## Try it
The lines below that include "icon" are to be found and copied.

Entries from a dataset of interfaces:
*** Block opens ***

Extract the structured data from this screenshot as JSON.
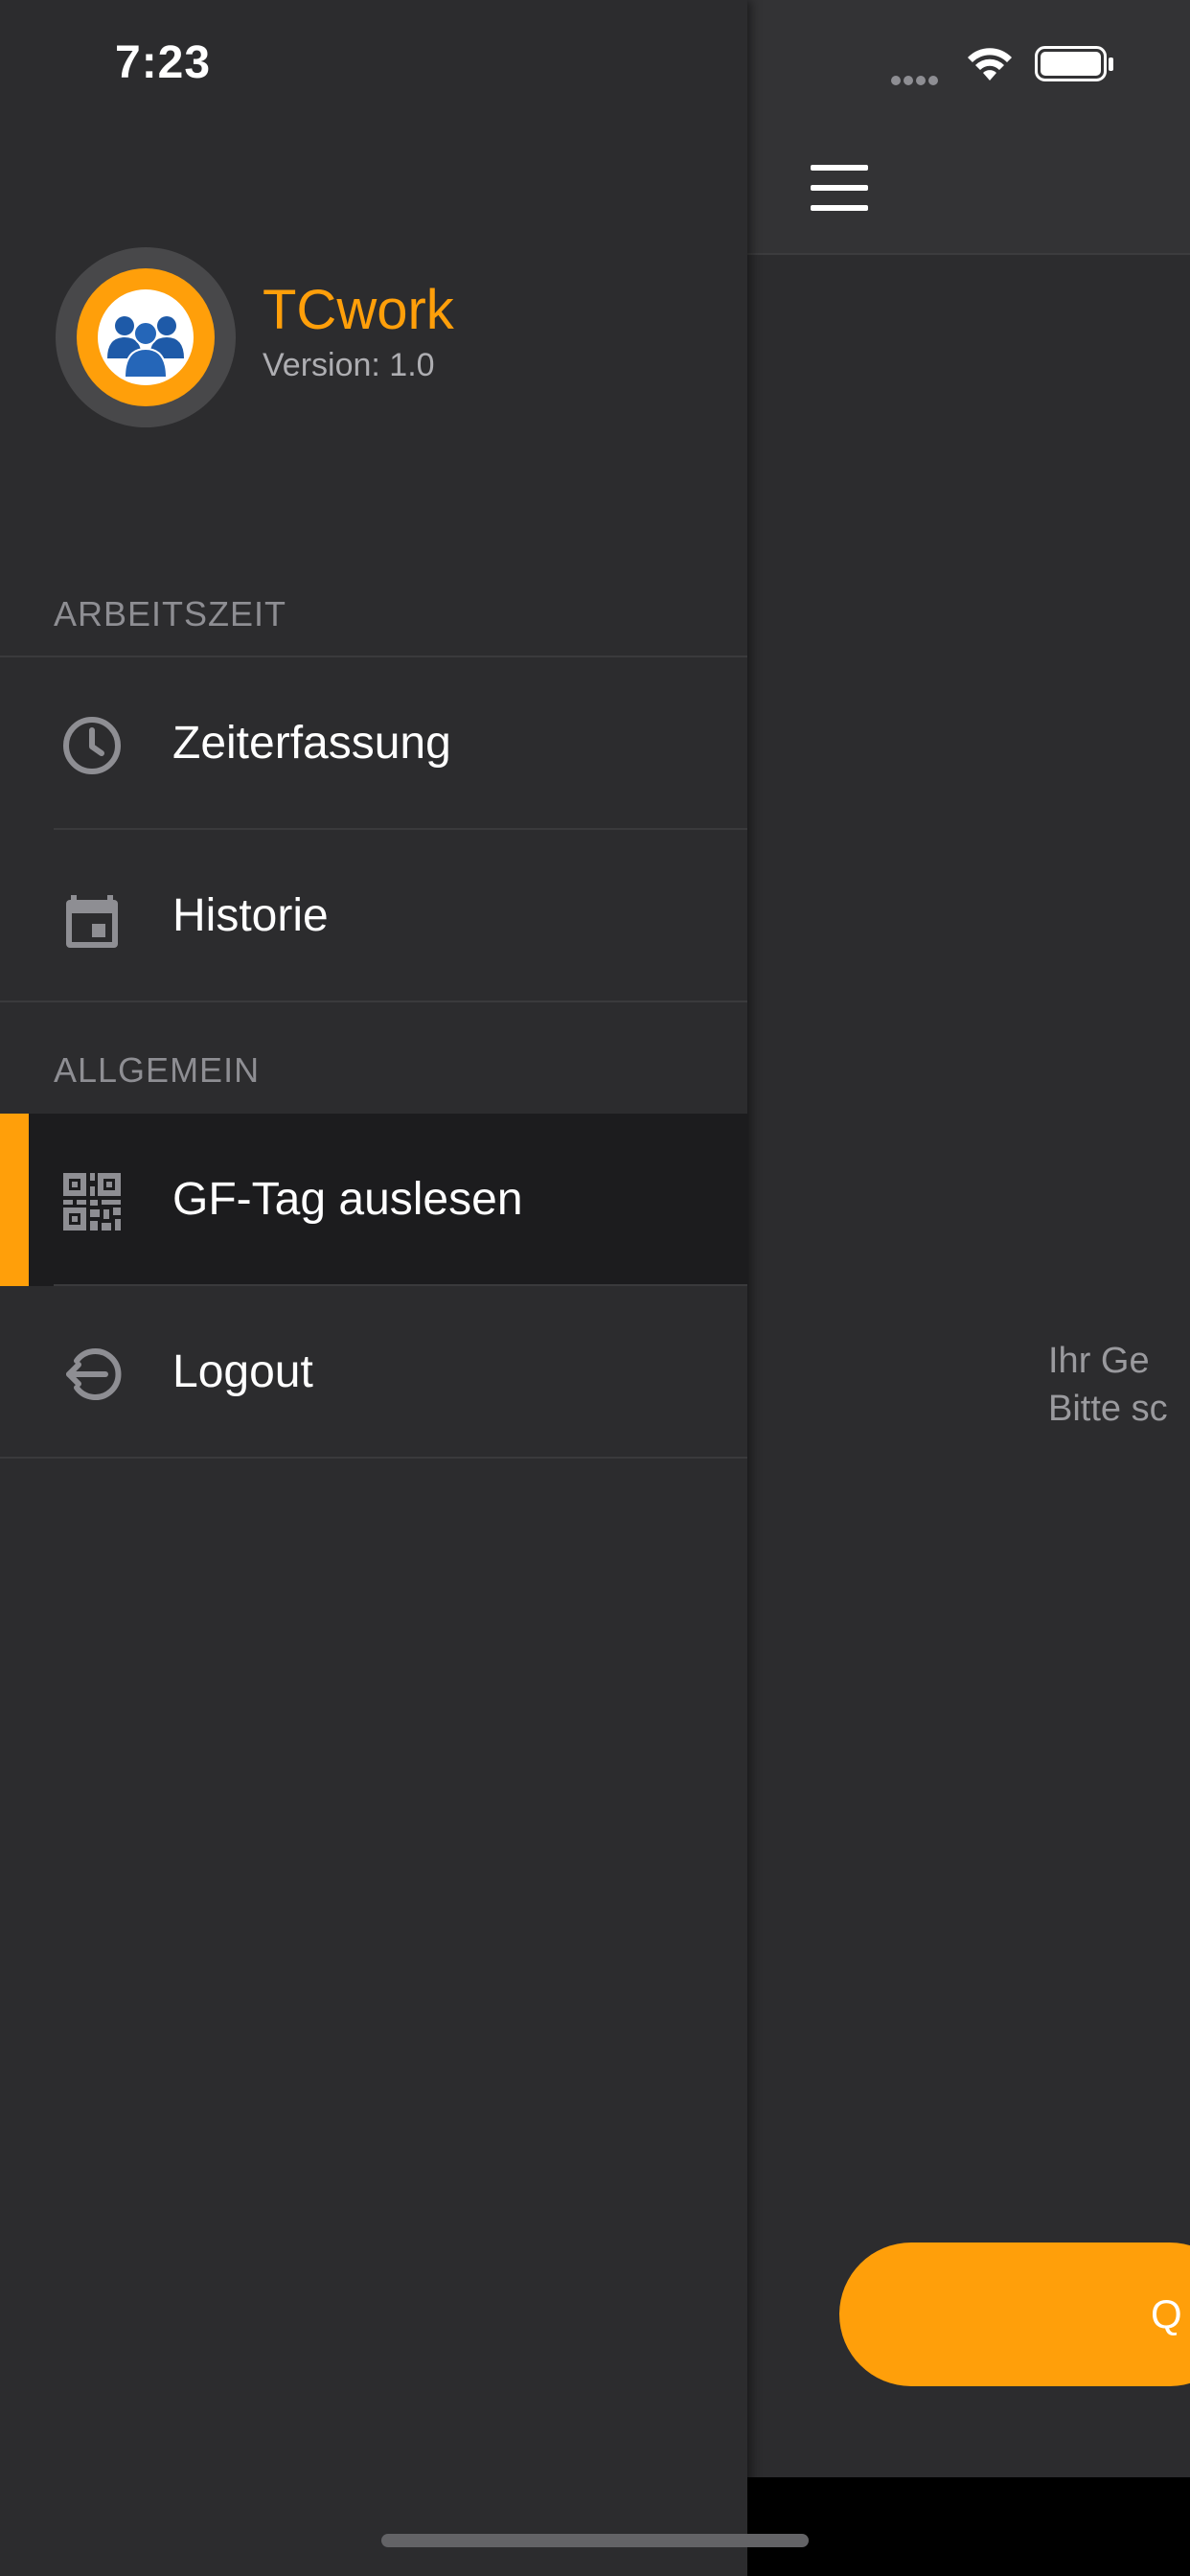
{
  "status_bar": {
    "time": "7:23"
  },
  "app": {
    "name": "TCwork",
    "version": "Version:  1.0"
  },
  "drawer": {
    "sections": [
      {
        "title": "ARBEITSZEIT",
        "items": [
          {
            "label": "Zeiterfassung",
            "icon": "clock-icon"
          },
          {
            "label": "Historie",
            "icon": "calendar-icon"
          }
        ]
      },
      {
        "title": "ALLGEMEIN",
        "items": [
          {
            "label": "GF-Tag auslesen",
            "icon": "qr-code-icon",
            "active": true
          },
          {
            "label": "Logout",
            "icon": "logout-icon"
          }
        ]
      }
    ]
  },
  "main": {
    "message_line1": "Ihr Ge",
    "message_line2": "Bitte sc",
    "button_label": "Q"
  },
  "colors": {
    "accent": "#ff9f0a",
    "drawer_bg": "#2c2c2e",
    "active_bg": "#1c1c1e",
    "section_text": "#8e8e93"
  }
}
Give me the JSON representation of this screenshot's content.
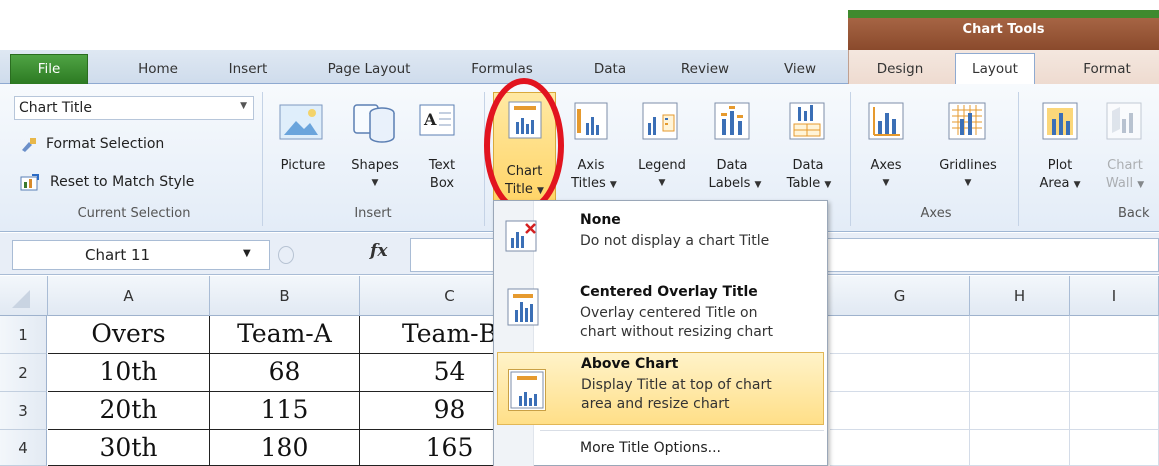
{
  "chart_tools": {
    "label": "Chart Tools"
  },
  "tabs": {
    "file": "File",
    "home": "Home",
    "insert": "Insert",
    "page_layout": "Page Layout",
    "formulas": "Formulas",
    "data": "Data",
    "review": "Review",
    "view": "View",
    "design": "Design",
    "layout": "Layout",
    "format": "Format"
  },
  "current_selection": {
    "dropdown_value": "Chart Title",
    "format_selection": "Format Selection",
    "reset_style": "Reset to Match Style",
    "group_label": "Current Selection"
  },
  "insert_group": {
    "picture": "Picture",
    "shapes": "Shapes",
    "text_box_1": "Text",
    "text_box_2": "Box",
    "group_label": "Insert"
  },
  "labels_group": {
    "chart_title_1": "Chart",
    "chart_title_2": "Title",
    "axis_titles_1": "Axis",
    "axis_titles_2": "Titles",
    "legend": "Legend",
    "data_labels_1": "Data",
    "data_labels_2": "Labels",
    "data_table_1": "Data",
    "data_table_2": "Table"
  },
  "axes_group": {
    "axes": "Axes",
    "gridlines": "Gridlines",
    "group_label": "Axes"
  },
  "background_group": {
    "plot_area_1": "Plot",
    "plot_area_2": "Area",
    "chart_wall_1": "Chart",
    "chart_wall_2": "Wall",
    "group_label": "Back"
  },
  "formula_bar": {
    "name_box": "Chart 11",
    "fx": "fx"
  },
  "columns": [
    "A",
    "B",
    "C",
    "G",
    "H",
    "I"
  ],
  "rows": [
    "1",
    "2",
    "3",
    "4"
  ],
  "sheet": {
    "header": [
      "Overs",
      "Team-A",
      "Team-B"
    ],
    "rows": [
      [
        "10th",
        "68",
        "54"
      ],
      [
        "20th",
        "115",
        "98"
      ],
      [
        "30th",
        "180",
        "165"
      ]
    ]
  },
  "menu": {
    "none_title": "None",
    "none_desc": "Do not display a chart Title",
    "overlay_title": "Centered Overlay Title",
    "overlay_desc_1": "Overlay centered Title on",
    "overlay_desc_2": "chart without resizing chart",
    "above_title": "Above Chart",
    "above_desc_1": "Display Title at top of chart",
    "above_desc_2": "area and resize chart",
    "more_options": "More Title Options..."
  }
}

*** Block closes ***

## Written solution
            "icon": "clock-icon"
            "icon": "calendar-icon"
            "icon": "qr-code-icon",
            "icon": "logout-icon"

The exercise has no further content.